*** Records for processing
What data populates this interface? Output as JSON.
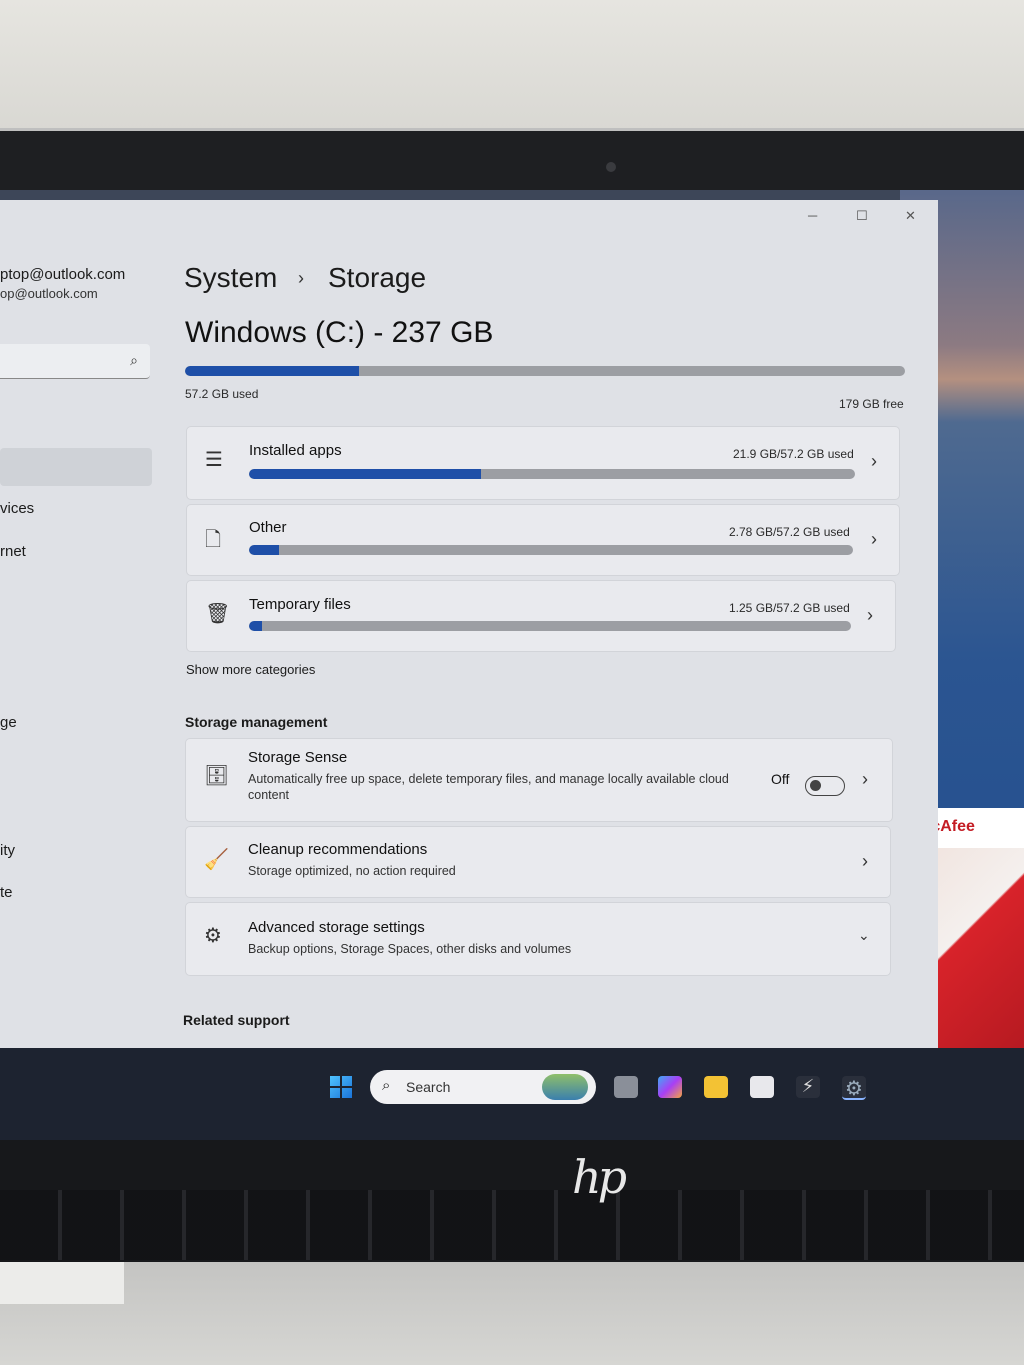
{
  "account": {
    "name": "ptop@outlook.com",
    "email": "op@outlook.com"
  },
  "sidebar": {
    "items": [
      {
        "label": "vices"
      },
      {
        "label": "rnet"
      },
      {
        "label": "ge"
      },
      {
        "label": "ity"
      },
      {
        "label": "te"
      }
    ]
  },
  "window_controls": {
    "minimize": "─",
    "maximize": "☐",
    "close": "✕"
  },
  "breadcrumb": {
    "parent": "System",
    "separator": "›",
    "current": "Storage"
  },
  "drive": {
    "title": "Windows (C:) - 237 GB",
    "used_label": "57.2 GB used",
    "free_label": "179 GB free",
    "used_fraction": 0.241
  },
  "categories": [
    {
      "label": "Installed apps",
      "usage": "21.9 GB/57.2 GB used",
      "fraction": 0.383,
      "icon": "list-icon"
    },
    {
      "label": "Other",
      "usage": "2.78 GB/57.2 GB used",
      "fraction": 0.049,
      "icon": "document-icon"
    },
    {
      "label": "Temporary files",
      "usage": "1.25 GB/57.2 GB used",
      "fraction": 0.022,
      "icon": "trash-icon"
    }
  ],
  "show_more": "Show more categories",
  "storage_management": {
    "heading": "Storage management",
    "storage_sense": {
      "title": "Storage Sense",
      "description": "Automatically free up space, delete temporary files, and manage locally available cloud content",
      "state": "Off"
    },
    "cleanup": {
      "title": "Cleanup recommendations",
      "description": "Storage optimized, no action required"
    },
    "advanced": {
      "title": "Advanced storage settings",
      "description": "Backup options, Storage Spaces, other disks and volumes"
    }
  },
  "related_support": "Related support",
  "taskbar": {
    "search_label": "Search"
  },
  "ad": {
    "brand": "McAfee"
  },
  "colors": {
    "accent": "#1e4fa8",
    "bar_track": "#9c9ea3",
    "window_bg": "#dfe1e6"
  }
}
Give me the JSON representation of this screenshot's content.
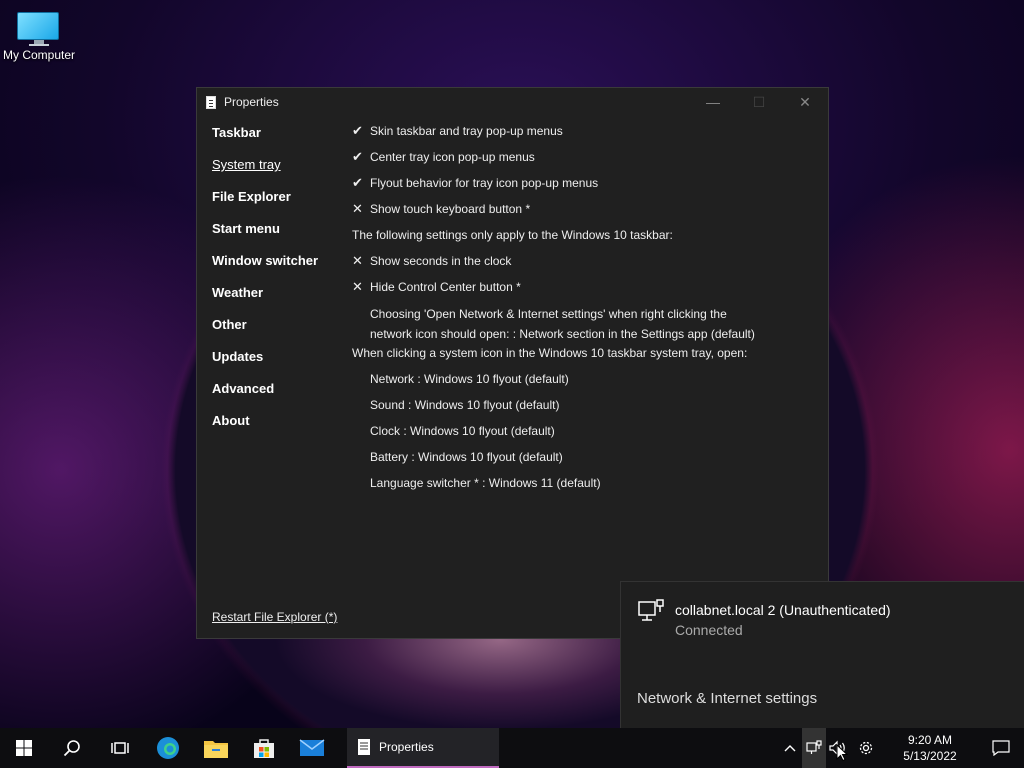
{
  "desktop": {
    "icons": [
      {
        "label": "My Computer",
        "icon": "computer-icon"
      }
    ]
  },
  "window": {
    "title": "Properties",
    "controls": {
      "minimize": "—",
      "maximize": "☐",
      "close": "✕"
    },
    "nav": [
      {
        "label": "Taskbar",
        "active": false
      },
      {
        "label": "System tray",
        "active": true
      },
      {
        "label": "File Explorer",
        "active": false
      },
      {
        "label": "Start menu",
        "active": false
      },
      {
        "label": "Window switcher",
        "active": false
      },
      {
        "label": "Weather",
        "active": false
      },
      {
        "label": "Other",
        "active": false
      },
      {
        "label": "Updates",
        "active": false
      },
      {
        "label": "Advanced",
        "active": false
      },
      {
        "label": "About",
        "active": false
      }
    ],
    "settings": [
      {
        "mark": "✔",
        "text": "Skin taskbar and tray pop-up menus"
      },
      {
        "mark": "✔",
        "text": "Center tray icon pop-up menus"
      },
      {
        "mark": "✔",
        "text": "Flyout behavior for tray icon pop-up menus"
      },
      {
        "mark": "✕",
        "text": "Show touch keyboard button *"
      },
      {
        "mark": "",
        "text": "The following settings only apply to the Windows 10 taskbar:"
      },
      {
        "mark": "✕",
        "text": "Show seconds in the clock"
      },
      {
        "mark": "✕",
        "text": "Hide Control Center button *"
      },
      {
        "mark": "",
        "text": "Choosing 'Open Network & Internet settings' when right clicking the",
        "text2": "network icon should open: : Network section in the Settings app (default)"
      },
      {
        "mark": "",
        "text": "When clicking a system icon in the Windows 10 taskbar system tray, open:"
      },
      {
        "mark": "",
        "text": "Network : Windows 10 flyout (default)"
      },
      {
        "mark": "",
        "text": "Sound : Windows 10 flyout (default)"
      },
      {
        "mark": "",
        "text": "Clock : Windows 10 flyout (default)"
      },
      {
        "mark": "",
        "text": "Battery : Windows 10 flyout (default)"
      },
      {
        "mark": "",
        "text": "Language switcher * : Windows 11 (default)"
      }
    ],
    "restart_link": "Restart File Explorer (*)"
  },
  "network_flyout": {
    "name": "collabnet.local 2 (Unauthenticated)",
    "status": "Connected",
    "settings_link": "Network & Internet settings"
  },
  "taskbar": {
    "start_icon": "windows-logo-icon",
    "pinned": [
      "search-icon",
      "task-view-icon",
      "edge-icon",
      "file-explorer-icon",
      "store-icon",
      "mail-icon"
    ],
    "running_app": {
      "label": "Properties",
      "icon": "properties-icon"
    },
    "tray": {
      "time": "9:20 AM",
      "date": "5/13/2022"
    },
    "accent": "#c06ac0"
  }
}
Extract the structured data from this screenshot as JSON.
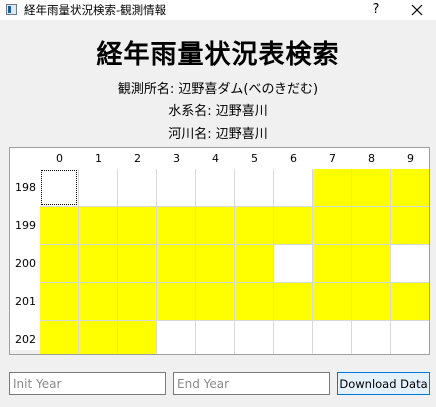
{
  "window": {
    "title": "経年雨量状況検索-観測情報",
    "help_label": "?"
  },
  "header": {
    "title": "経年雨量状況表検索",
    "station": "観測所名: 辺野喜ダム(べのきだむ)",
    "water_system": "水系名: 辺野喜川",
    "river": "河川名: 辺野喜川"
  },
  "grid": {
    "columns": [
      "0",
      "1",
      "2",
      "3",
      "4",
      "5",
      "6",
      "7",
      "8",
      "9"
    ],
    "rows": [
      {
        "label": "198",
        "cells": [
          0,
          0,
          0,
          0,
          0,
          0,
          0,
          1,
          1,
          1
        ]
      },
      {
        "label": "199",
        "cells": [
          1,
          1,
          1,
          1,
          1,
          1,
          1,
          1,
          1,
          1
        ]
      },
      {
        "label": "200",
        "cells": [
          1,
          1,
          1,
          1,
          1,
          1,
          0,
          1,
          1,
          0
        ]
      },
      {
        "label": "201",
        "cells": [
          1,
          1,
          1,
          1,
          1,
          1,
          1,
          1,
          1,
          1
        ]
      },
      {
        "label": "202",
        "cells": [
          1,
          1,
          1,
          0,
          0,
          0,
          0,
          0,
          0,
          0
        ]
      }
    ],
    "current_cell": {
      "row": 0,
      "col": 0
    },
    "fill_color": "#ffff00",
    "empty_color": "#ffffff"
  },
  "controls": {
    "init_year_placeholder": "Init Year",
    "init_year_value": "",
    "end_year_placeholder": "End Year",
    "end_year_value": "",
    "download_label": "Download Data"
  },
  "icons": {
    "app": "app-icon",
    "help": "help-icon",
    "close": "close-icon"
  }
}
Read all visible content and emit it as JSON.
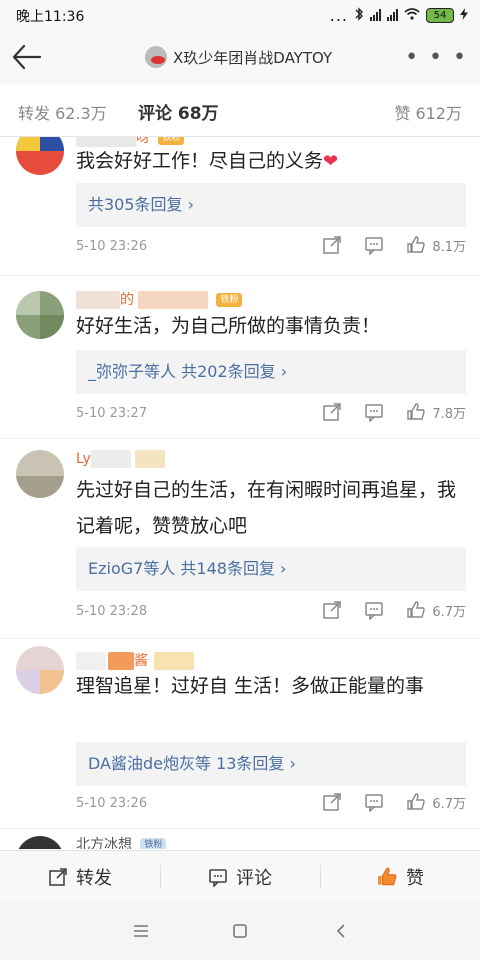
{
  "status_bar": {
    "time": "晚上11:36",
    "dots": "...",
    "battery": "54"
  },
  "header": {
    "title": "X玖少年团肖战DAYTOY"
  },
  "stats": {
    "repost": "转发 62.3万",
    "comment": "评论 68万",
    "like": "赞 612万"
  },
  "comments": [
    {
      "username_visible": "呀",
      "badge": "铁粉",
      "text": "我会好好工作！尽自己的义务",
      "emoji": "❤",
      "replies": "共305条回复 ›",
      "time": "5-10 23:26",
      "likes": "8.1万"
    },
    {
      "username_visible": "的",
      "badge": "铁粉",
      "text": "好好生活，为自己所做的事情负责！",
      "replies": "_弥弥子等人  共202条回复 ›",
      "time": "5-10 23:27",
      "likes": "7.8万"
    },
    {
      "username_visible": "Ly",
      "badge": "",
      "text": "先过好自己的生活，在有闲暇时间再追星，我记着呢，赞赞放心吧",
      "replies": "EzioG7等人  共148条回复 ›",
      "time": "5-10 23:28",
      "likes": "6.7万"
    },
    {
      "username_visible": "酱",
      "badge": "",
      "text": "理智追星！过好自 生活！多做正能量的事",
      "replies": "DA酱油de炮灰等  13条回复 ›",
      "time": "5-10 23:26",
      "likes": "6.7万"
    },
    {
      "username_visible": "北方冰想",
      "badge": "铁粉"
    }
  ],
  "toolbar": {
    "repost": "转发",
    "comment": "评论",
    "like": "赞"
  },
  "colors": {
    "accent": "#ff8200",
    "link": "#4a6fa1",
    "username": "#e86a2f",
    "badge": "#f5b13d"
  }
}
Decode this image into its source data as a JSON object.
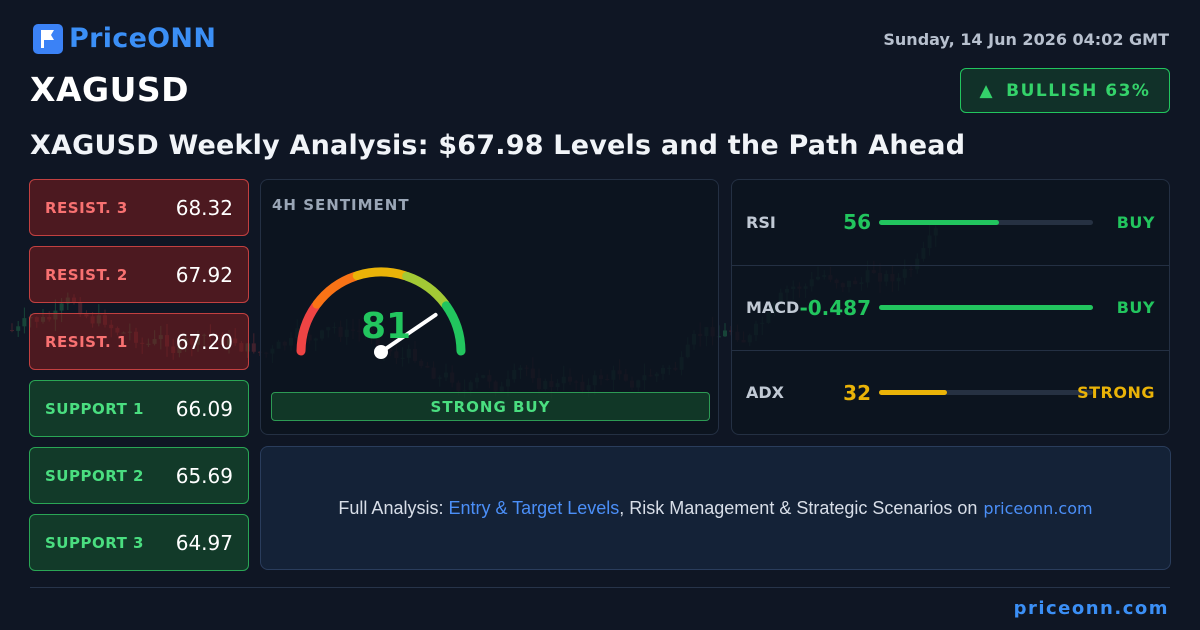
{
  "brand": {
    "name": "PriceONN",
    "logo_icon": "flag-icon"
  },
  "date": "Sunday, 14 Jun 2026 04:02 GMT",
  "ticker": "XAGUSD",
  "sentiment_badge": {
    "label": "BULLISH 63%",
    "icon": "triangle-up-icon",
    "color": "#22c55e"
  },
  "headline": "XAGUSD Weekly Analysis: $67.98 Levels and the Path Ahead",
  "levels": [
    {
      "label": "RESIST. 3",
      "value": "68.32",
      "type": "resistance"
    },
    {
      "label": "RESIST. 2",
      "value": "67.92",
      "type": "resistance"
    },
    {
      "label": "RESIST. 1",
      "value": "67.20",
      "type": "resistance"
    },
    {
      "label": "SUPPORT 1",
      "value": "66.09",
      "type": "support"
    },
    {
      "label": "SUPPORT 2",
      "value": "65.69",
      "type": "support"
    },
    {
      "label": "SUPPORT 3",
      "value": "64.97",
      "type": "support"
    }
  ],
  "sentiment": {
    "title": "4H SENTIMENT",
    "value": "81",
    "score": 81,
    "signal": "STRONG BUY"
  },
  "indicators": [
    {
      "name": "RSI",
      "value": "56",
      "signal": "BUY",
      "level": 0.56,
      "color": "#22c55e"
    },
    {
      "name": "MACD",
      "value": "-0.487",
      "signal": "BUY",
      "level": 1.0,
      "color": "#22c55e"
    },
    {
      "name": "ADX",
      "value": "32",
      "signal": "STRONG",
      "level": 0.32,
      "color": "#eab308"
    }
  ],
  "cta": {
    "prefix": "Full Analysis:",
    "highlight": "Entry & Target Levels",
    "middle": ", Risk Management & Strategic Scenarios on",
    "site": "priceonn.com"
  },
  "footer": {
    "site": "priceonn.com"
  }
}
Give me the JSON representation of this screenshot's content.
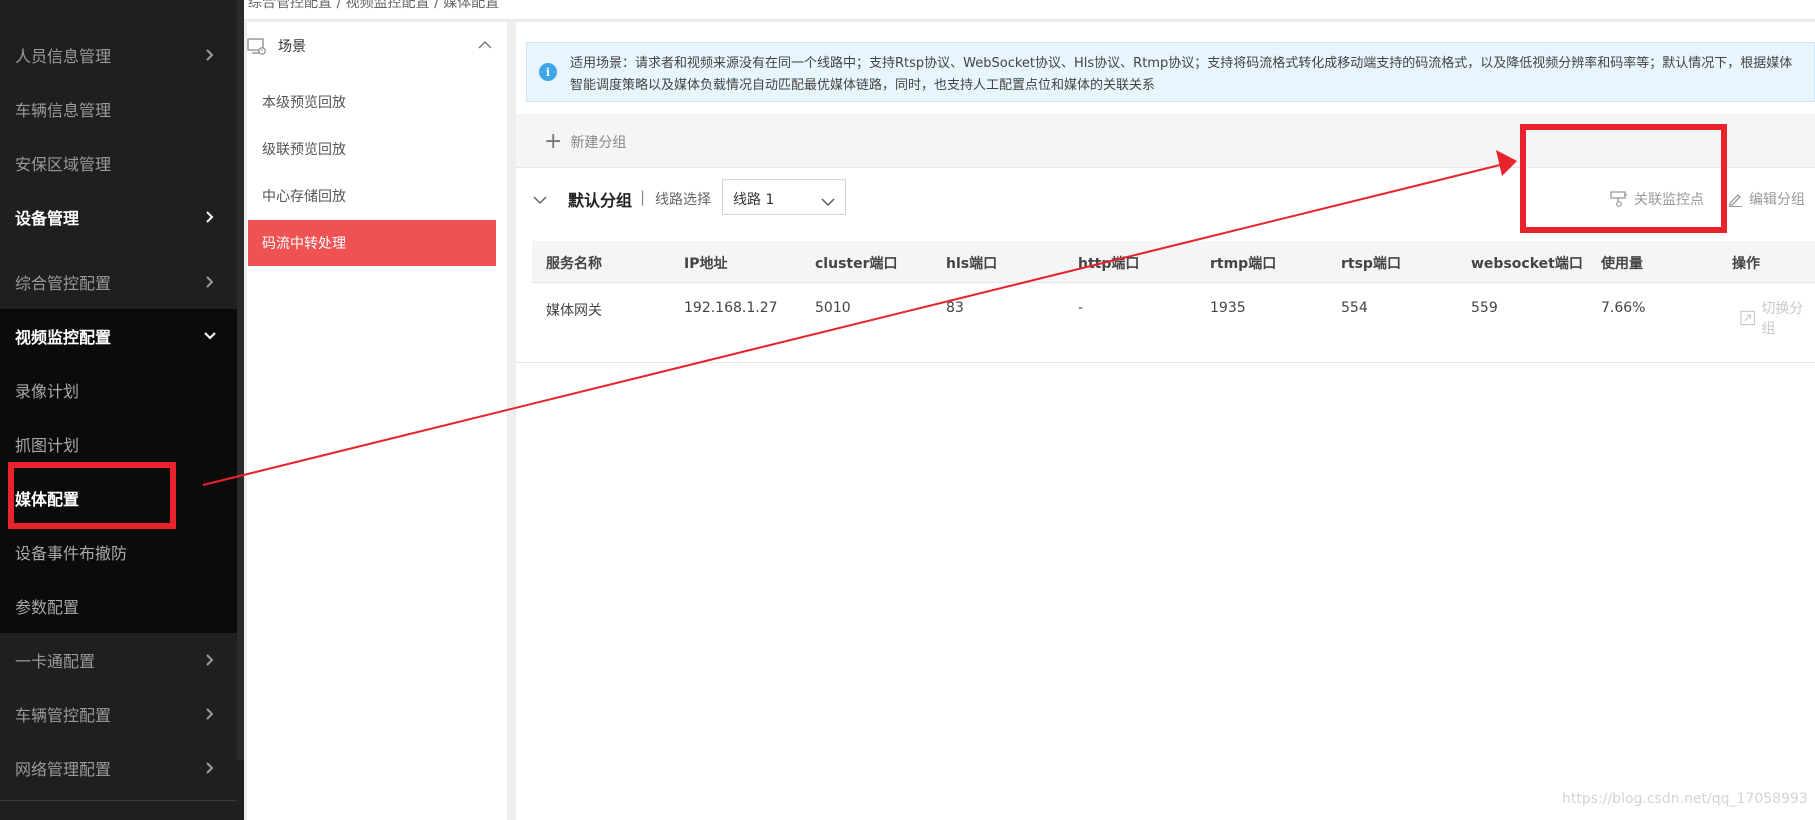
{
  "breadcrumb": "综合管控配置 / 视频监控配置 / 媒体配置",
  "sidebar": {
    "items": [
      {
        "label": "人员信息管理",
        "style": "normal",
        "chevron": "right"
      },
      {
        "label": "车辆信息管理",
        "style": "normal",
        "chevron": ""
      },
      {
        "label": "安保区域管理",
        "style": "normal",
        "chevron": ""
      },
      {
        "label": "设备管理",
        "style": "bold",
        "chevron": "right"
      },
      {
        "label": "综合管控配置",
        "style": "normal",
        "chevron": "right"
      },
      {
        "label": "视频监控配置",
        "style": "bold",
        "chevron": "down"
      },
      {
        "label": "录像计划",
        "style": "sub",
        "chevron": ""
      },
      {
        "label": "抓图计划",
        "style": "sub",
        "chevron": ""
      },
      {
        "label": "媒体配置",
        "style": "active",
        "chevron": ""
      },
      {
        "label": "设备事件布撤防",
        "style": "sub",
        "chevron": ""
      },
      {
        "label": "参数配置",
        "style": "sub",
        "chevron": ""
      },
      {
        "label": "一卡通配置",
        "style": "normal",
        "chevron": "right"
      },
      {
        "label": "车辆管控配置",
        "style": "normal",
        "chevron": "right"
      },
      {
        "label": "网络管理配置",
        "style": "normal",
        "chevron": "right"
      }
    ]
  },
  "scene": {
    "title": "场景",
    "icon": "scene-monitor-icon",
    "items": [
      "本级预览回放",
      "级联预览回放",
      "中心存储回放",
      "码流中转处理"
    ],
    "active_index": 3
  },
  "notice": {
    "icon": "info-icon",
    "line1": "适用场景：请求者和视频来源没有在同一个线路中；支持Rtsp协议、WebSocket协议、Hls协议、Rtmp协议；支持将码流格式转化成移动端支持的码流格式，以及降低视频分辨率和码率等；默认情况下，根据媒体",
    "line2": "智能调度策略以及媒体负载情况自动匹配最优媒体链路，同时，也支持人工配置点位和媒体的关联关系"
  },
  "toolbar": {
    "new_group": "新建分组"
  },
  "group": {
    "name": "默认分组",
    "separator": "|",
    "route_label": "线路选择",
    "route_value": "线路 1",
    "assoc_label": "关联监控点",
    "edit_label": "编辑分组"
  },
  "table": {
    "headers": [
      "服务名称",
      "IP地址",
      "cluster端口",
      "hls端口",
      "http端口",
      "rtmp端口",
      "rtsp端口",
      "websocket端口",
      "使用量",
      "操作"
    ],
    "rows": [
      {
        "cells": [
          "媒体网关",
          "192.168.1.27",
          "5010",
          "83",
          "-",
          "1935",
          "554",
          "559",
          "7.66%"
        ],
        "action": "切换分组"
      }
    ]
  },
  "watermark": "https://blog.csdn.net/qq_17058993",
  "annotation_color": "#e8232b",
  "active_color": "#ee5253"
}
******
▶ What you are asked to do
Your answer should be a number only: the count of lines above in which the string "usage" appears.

▶ Answer space
3